=== AVAILABLE DATA ===
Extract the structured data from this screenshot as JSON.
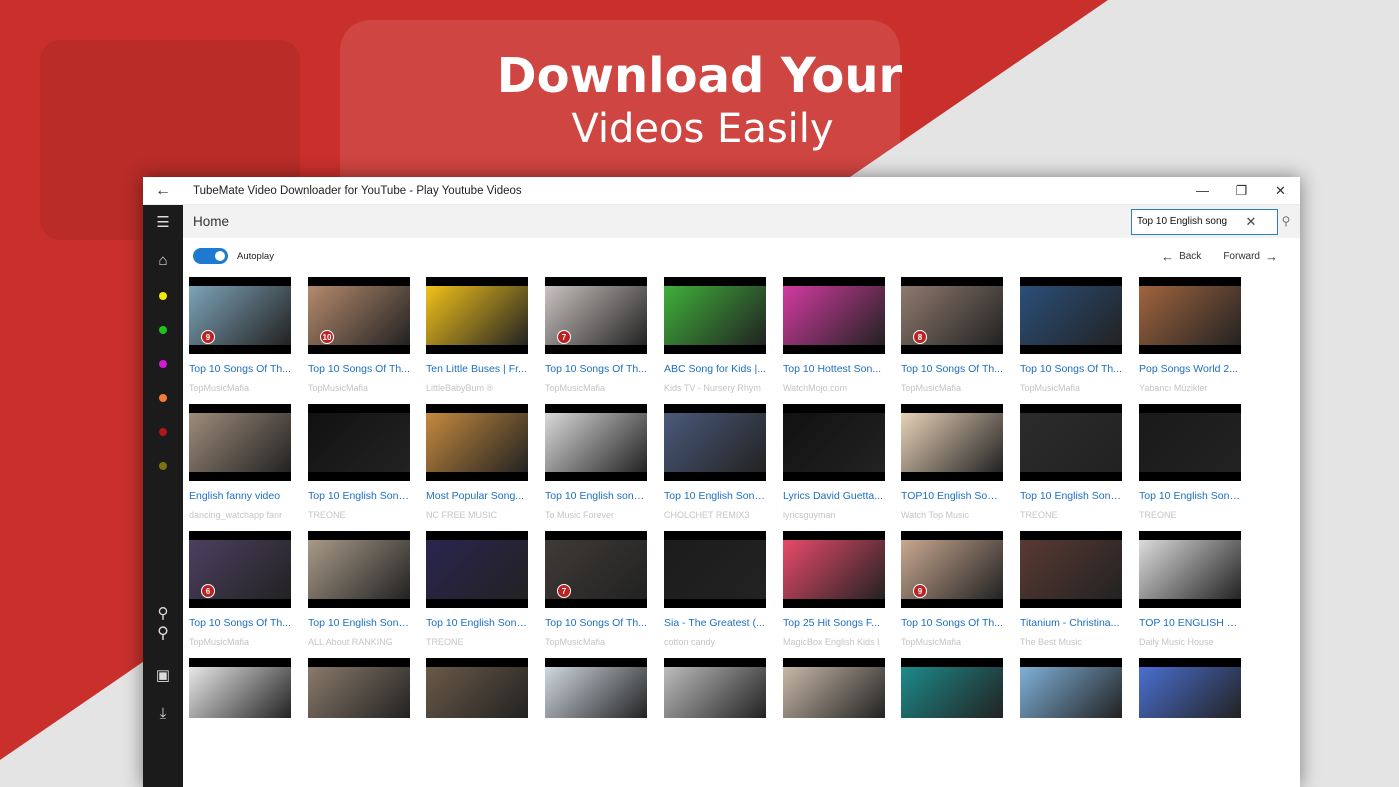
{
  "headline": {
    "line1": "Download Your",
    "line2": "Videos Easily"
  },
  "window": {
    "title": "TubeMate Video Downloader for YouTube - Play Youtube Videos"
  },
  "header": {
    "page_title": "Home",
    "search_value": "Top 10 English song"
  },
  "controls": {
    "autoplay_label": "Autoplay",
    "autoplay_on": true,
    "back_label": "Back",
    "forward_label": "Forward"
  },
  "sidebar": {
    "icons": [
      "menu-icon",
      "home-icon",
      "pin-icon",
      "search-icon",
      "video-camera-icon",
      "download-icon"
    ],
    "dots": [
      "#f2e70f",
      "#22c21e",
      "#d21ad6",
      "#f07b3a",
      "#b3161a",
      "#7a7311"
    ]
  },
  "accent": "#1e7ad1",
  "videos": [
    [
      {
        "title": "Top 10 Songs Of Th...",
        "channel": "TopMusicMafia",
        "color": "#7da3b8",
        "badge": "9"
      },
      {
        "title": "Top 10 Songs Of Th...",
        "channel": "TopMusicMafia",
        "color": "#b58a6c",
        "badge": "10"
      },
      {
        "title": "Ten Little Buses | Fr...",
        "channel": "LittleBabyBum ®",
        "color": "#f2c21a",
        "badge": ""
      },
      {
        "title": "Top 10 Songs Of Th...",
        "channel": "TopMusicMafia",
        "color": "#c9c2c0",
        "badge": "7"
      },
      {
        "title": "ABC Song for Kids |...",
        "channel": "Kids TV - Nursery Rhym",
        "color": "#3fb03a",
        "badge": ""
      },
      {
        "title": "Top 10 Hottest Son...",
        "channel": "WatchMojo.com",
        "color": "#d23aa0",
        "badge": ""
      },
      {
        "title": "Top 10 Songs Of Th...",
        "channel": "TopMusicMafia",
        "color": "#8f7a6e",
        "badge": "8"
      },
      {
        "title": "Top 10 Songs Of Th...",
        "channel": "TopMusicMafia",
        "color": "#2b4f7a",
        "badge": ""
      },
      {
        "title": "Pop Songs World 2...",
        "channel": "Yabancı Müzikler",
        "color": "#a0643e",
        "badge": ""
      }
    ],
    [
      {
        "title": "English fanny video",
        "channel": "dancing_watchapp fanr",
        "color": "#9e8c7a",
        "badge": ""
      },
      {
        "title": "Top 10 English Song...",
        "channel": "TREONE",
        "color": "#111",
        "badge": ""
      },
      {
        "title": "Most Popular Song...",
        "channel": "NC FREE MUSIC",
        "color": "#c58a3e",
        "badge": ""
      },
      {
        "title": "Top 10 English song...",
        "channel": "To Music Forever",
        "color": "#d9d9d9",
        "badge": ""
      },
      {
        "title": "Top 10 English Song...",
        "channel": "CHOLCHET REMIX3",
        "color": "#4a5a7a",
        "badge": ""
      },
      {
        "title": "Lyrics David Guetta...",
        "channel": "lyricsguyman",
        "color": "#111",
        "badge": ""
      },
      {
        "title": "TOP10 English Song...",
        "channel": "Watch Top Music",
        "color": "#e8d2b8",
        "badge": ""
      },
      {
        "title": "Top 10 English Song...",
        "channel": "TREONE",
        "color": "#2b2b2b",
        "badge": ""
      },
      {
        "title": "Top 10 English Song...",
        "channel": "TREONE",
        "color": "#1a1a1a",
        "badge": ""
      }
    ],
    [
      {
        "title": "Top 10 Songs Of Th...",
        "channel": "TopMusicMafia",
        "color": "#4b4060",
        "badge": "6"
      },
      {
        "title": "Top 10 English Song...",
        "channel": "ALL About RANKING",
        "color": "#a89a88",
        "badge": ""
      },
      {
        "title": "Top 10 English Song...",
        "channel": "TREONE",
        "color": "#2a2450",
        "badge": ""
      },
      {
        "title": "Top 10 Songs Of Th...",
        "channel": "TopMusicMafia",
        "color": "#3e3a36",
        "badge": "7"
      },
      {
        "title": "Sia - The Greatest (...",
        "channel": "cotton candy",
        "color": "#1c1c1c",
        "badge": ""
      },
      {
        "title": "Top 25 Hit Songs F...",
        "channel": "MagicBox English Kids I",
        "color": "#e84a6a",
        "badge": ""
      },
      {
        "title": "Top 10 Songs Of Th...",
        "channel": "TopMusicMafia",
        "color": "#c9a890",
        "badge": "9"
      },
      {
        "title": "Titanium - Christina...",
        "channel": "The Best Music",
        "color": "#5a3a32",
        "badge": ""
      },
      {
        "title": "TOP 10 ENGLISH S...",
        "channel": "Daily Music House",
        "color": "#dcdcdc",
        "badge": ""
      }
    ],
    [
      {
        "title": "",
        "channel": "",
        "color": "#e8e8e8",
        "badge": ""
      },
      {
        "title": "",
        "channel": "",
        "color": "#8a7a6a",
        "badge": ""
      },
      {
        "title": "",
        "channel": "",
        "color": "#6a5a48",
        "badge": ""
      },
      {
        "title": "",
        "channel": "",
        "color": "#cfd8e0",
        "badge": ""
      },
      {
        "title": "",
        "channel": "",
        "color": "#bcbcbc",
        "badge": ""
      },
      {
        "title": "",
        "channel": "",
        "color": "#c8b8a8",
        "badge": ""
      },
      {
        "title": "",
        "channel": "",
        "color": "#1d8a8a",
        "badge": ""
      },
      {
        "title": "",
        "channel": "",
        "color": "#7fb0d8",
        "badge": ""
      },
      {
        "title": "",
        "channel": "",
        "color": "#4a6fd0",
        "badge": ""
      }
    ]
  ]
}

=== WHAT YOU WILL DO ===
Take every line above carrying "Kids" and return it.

=== RESPONSE BELOW ===
        "title": "ABC Song for Kids |...",
        "channel": "Kids TV - Nursery Rhym",
        "channel": "MagicBox English Kids I",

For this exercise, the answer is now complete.